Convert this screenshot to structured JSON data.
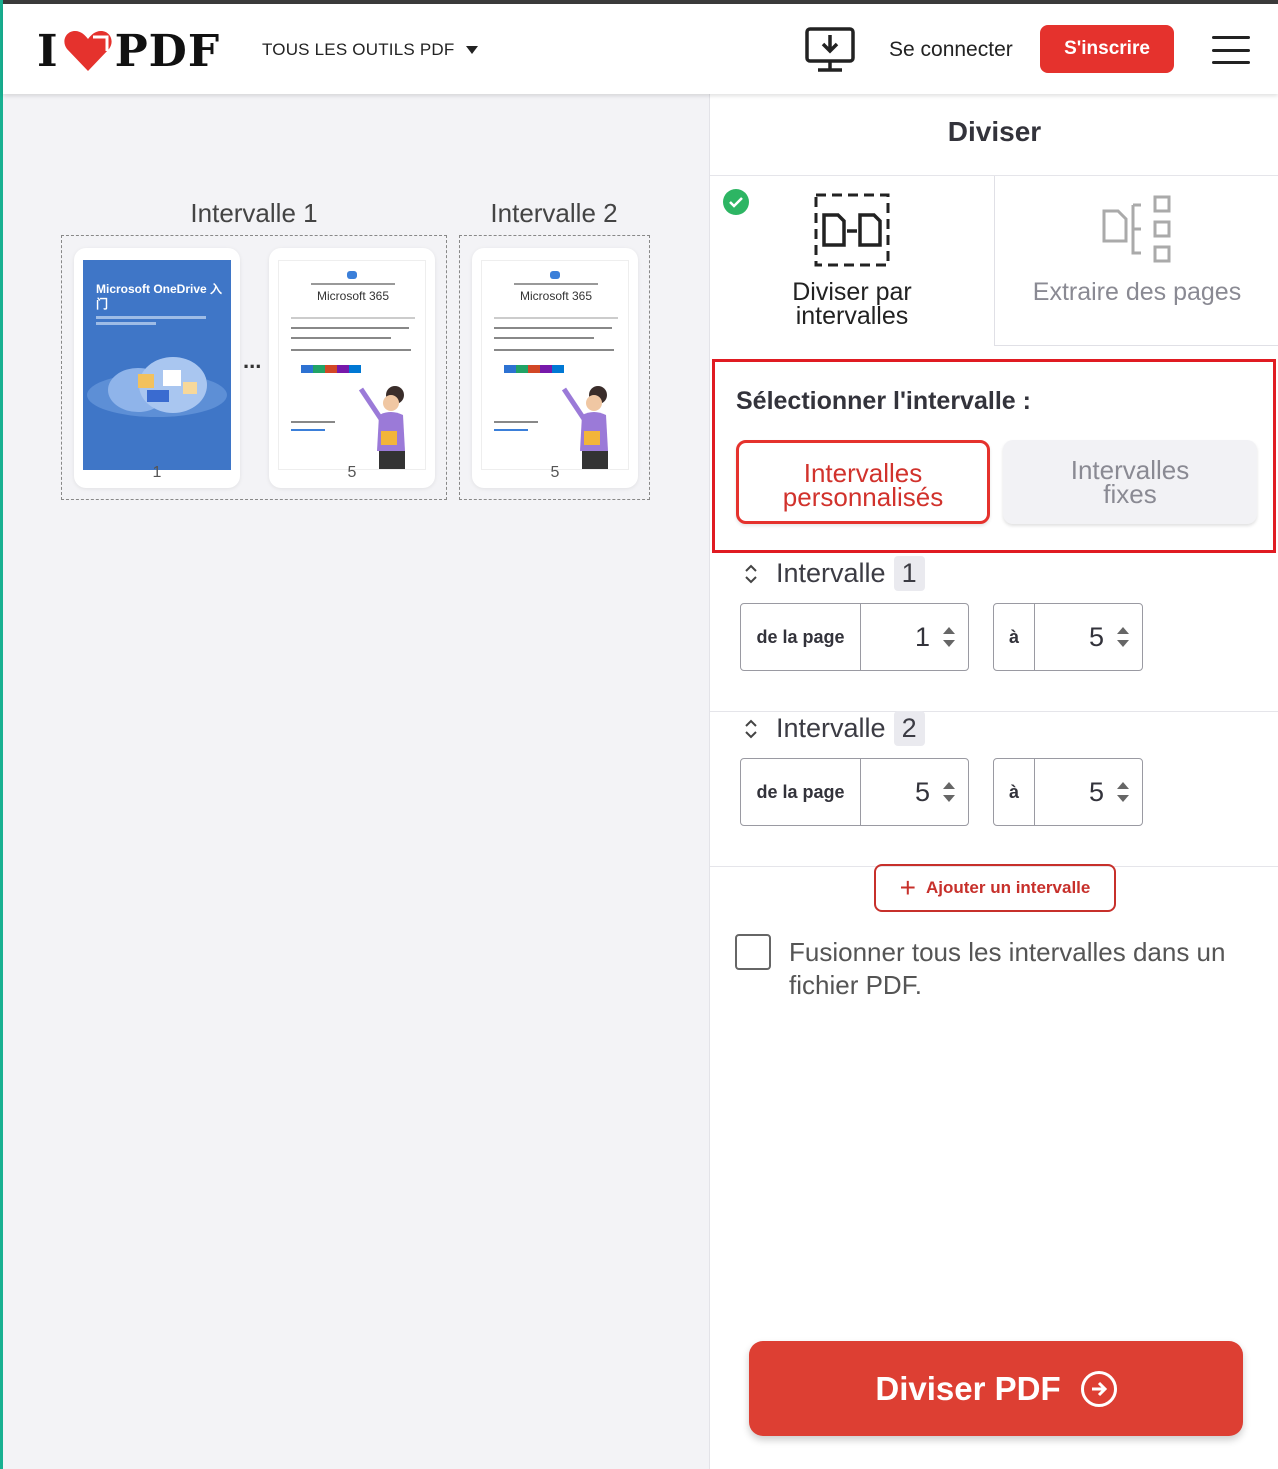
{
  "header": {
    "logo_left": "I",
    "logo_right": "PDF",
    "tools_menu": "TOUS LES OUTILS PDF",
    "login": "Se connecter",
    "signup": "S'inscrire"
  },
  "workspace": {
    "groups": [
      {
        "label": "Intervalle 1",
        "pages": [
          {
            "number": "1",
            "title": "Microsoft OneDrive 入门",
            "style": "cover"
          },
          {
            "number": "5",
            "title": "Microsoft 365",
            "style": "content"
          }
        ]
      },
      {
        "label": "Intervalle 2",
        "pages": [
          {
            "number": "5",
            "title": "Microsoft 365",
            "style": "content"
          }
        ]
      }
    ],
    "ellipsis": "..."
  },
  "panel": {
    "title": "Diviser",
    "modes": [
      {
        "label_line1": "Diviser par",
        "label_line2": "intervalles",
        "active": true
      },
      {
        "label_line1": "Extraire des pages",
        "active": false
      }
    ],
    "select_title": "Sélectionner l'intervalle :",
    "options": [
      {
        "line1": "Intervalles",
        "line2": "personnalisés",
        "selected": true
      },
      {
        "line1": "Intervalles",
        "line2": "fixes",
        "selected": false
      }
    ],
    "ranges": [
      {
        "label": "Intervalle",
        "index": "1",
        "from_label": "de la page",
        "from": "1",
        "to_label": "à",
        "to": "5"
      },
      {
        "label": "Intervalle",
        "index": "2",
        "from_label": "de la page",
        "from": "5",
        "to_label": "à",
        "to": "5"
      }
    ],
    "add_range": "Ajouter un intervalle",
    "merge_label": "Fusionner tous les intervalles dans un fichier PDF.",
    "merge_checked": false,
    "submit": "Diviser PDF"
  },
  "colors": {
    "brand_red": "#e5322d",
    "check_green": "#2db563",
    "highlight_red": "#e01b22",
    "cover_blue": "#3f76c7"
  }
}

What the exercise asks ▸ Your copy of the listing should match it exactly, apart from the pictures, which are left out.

Solution below ▸
Convert this screenshot to structured JSON data.
{
  "header": {
    "logo_left": "I",
    "logo_right": "PDF",
    "tools_menu": "TOUS LES OUTILS PDF",
    "login": "Se connecter",
    "signup": "S'inscrire"
  },
  "workspace": {
    "groups": [
      {
        "label": "Intervalle 1",
        "pages": [
          {
            "number": "1",
            "title": "Microsoft OneDrive 入门",
            "style": "cover"
          },
          {
            "number": "5",
            "title": "Microsoft 365",
            "style": "content"
          }
        ]
      },
      {
        "label": "Intervalle 2",
        "pages": [
          {
            "number": "5",
            "title": "Microsoft 365",
            "style": "content"
          }
        ]
      }
    ],
    "ellipsis": "..."
  },
  "panel": {
    "title": "Diviser",
    "modes": [
      {
        "label_line1": "Diviser par",
        "label_line2": "intervalles",
        "active": true
      },
      {
        "label_line1": "Extraire des pages",
        "active": false
      }
    ],
    "select_title": "Sélectionner l'intervalle :",
    "options": [
      {
        "line1": "Intervalles",
        "line2": "personnalisés",
        "selected": true
      },
      {
        "line1": "Intervalles",
        "line2": "fixes",
        "selected": false
      }
    ],
    "ranges": [
      {
        "label": "Intervalle",
        "index": "1",
        "from_label": "de la page",
        "from": "1",
        "to_label": "à",
        "to": "5"
      },
      {
        "label": "Intervalle",
        "index": "2",
        "from_label": "de la page",
        "from": "5",
        "to_label": "à",
        "to": "5"
      }
    ],
    "add_range": "Ajouter un intervalle",
    "merge_label": "Fusionner tous les intervalles dans un fichier PDF.",
    "merge_checked": false,
    "submit": "Diviser PDF"
  },
  "colors": {
    "brand_red": "#e5322d",
    "check_green": "#2db563",
    "highlight_red": "#e01b22",
    "cover_blue": "#3f76c7"
  }
}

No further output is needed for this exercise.